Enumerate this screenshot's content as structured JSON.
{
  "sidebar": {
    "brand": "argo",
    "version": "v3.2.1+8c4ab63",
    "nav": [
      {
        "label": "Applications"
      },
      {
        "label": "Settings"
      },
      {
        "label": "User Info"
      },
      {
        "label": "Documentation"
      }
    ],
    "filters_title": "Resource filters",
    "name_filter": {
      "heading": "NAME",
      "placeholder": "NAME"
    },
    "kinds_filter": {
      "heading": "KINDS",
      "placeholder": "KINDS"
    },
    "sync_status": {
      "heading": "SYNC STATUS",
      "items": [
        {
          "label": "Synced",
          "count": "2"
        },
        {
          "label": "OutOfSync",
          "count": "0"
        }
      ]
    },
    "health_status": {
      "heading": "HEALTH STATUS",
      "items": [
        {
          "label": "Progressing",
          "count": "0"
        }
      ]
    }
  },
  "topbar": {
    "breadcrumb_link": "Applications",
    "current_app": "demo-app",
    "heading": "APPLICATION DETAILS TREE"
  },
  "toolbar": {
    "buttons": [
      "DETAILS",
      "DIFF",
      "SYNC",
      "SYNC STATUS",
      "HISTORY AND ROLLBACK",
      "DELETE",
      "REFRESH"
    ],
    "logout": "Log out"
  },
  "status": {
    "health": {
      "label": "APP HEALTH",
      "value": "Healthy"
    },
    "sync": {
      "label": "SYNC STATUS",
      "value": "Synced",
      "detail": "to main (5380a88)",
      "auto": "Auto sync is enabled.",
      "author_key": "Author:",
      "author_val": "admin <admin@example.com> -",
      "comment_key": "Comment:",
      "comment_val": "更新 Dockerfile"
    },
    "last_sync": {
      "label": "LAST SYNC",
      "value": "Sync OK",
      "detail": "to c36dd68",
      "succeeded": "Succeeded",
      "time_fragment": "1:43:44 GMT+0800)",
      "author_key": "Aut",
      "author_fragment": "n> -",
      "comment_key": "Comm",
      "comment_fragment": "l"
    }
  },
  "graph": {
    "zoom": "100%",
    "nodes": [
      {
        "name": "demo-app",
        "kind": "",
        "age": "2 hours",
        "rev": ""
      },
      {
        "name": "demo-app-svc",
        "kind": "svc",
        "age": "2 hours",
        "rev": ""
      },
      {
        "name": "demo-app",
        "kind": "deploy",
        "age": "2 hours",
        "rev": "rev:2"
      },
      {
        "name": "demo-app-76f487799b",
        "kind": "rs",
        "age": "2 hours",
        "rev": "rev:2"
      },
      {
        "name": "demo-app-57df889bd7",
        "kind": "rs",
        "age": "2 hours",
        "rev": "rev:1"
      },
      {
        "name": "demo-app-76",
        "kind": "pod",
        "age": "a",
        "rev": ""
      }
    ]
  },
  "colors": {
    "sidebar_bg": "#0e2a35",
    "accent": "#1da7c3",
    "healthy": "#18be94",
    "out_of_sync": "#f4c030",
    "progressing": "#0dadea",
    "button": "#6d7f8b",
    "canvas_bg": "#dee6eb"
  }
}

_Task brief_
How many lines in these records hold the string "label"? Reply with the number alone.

_Response to this exercise_
10